Could you restate all of the records below exactly, with the pictures left out?
- - -
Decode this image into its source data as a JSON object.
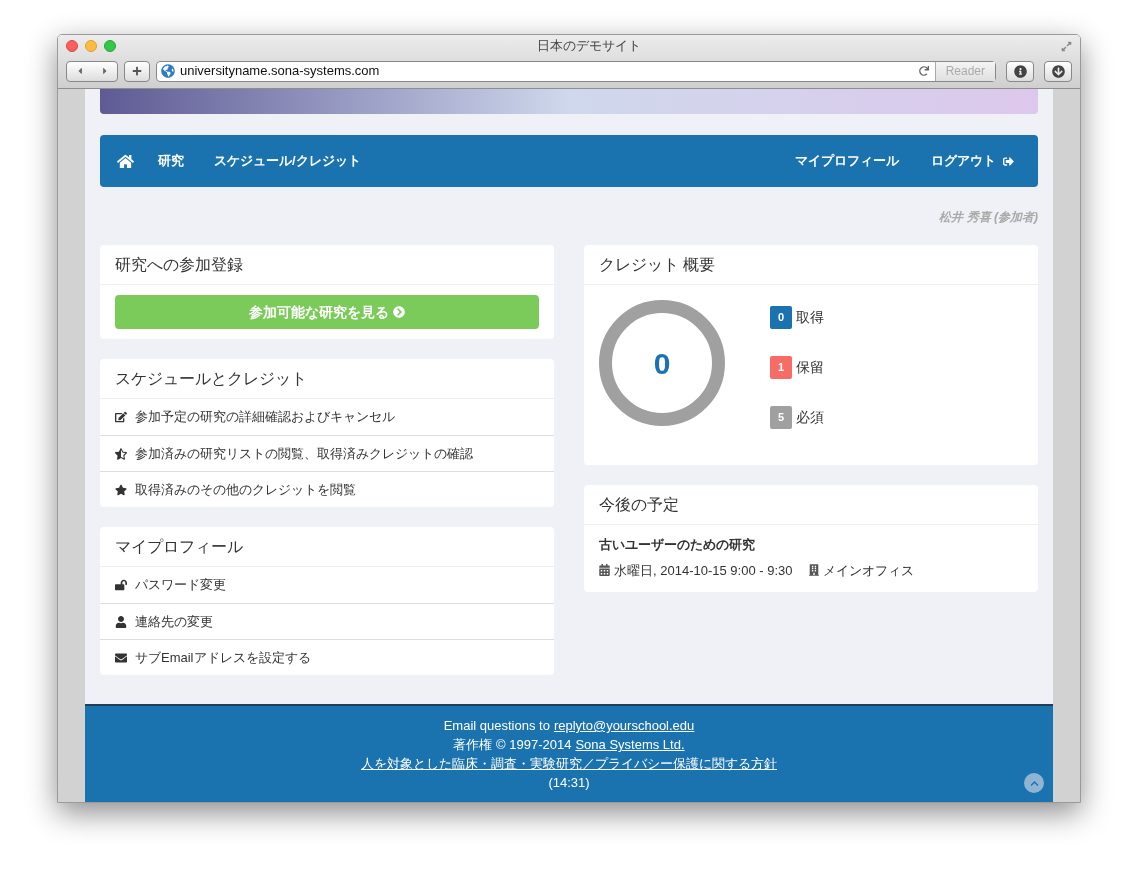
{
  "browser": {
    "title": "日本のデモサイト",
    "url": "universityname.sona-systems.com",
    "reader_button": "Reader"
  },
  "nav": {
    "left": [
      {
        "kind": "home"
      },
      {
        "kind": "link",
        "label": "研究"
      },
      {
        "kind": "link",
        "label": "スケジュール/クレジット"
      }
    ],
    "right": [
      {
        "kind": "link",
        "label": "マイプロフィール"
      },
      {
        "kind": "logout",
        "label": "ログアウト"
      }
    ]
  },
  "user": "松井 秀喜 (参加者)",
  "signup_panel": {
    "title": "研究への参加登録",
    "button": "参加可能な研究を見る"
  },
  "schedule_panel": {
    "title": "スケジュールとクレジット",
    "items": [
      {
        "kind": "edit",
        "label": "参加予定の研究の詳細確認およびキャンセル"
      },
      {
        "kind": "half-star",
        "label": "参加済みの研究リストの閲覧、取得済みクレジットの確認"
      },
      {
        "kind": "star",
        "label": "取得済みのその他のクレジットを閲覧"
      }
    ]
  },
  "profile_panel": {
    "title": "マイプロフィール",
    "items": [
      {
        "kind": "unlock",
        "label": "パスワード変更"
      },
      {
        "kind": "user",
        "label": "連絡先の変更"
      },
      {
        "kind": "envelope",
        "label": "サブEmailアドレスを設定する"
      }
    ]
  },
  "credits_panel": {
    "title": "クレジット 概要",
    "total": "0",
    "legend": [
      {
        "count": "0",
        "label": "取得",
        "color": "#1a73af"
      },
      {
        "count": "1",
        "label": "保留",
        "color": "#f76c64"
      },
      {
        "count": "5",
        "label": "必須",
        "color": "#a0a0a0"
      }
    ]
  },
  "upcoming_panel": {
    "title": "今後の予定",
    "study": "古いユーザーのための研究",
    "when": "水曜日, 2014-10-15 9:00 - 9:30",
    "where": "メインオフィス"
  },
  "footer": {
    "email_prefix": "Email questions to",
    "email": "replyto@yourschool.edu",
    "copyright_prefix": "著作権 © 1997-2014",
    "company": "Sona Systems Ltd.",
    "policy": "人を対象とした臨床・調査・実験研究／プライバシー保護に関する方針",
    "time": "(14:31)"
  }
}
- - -
REPLY:
Decode this image into its source data as a JSON object.
{
  "browser": {
    "title": "日本のデモサイト",
    "url": "universityname.sona-systems.com",
    "reader_button": "Reader"
  },
  "nav": {
    "left": [
      {
        "kind": "home"
      },
      {
        "kind": "link",
        "label": "研究"
      },
      {
        "kind": "link",
        "label": "スケジュール/クレジット"
      }
    ],
    "right": [
      {
        "kind": "link",
        "label": "マイプロフィール"
      },
      {
        "kind": "logout",
        "label": "ログアウト"
      }
    ]
  },
  "user": "松井 秀喜 (参加者)",
  "signup_panel": {
    "title": "研究への参加登録",
    "button": "参加可能な研究を見る"
  },
  "schedule_panel": {
    "title": "スケジュールとクレジット",
    "items": [
      {
        "kind": "edit",
        "label": "参加予定の研究の詳細確認およびキャンセル"
      },
      {
        "kind": "half-star",
        "label": "参加済みの研究リストの閲覧、取得済みクレジットの確認"
      },
      {
        "kind": "star",
        "label": "取得済みのその他のクレジットを閲覧"
      }
    ]
  },
  "profile_panel": {
    "title": "マイプロフィール",
    "items": [
      {
        "kind": "unlock",
        "label": "パスワード変更"
      },
      {
        "kind": "user",
        "label": "連絡先の変更"
      },
      {
        "kind": "envelope",
        "label": "サブEmailアドレスを設定する"
      }
    ]
  },
  "credits_panel": {
    "title": "クレジット 概要",
    "total": "0",
    "legend": [
      {
        "count": "0",
        "label": "取得",
        "color": "#1a73af"
      },
      {
        "count": "1",
        "label": "保留",
        "color": "#f76c64"
      },
      {
        "count": "5",
        "label": "必須",
        "color": "#a0a0a0"
      }
    ]
  },
  "upcoming_panel": {
    "title": "今後の予定",
    "study": "古いユーザーのための研究",
    "when": "水曜日, 2014-10-15 9:00 - 9:30",
    "where": "メインオフィス"
  },
  "footer": {
    "email_prefix": "Email questions to",
    "email": "replyto@yourschool.edu",
    "copyright_prefix": "著作権 © 1997-2014",
    "company": "Sona Systems Ltd.",
    "policy": "人を対象とした臨床・調査・実験研究／プライバシー保護に関する方針",
    "time": "(14:31)"
  }
}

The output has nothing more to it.